Remember. Art Tatum said, “You have to practice improvisation, let no one kid you about it!”
So it’s going to take some serious work and it won’t happen overnight but if playing jazz is something that you really want, then don’t let some hard work stand between you and your goal and get out of your own way by ridding yourself of the “I can’t” affliction if you have it! Get a coach and get busy! The positive effects it’ll have on your life is well worth the time and investment.
The AC #7 mystery man is the late Phineas Newborn, Jr. (Ta Da!)
A big thank you to all the contest participants but since no one correctly identified my mystery man, I’m going to post the winning prize link in this post along with a couple of other links that showcase this musical giant. That way, if you’re not familiar with Phineas, you can check him out a little then seek more if you like what you hear and see.
Phineas Newborn, Jr., was a piano genius from Memphis, Tennessee. Although he was very well-known and appreciated among his peers, devoted followers, and loved by his friends, he was an artist who deserved much wider general public recognition.
For me, one of his many career highlights was an album he recorded with strings titled, “While My Lady Sleeps” where he sight-read the whole date in first-takes, and the orchestra gave him a standing ovation after every song!
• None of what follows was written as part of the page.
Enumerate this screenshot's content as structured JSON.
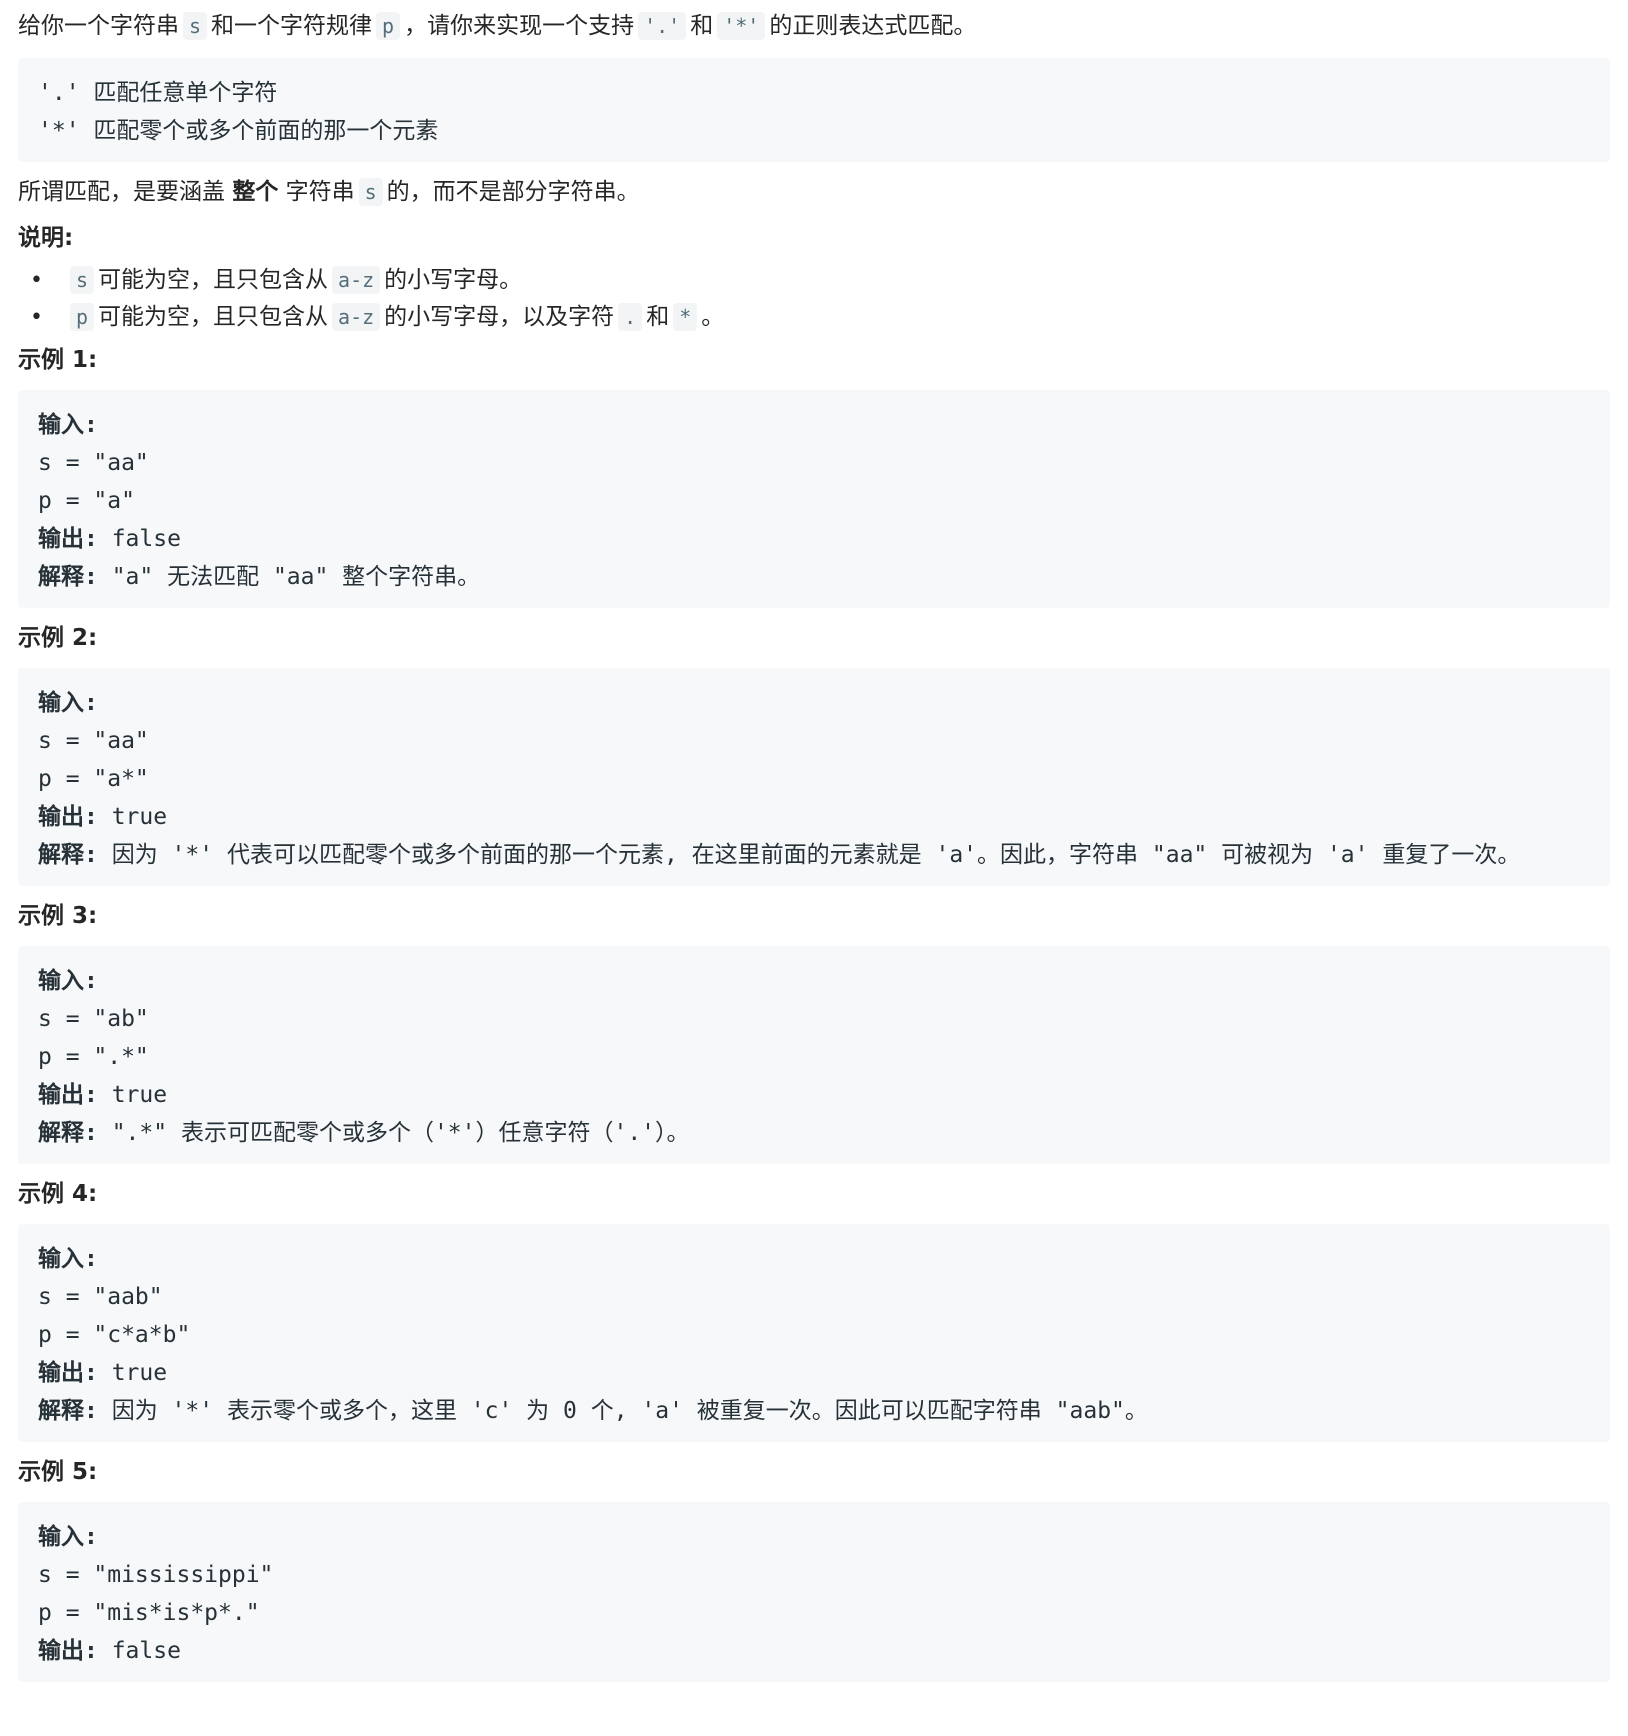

During his live performances, Phineas would often play a couple of songs at the front of a set or during a set with his left hand only–melody, accompaniment, improv-solo and everything would sound as if he were playing with two hands!!!. Words can’t describe the feeling that his attentive audiences would experience when he’d finally bring out his right hand, during the middle of one his deep single-hand explorations, and add it to the high-fever level of excitement that he would have already generated with his left hand alone! He’d raise his right hand and then down it’d come exploding onto the piano and BANG! The audience would collectively gasp in pleasure! I’d often cry out, “WOW!!” It was an emotional experience that you actually felt and you really had to see and experience it live! He was truly an awesome musician!
He loved to play piano, he loved to laugh, and I’m proud of the friendship I had with him for the short time I knew him. R.I.P. Phineas.
Phineas (left) and Art at Boston’s Logan Airport –photo by Deb Claffey
Contest Winners Link (audio) – Phineas made this recording in 1951 with “Lou Sargent”, which was a pseudonym for Luther Steinberg. Phineas was twenty years old on this recording and at that early age, you can hear his mastery of blues and boogie-woogie piano styles!
If you like boogie-woogie, blues, and jazz piano, I recommend you to listen to as much Phineas Newborn as you can find.
To all the people who didn’t win this time (everybody!), these types of contests and “Silly Games” will occasionally appear in Art’s Corner so spread the word and stay tuned.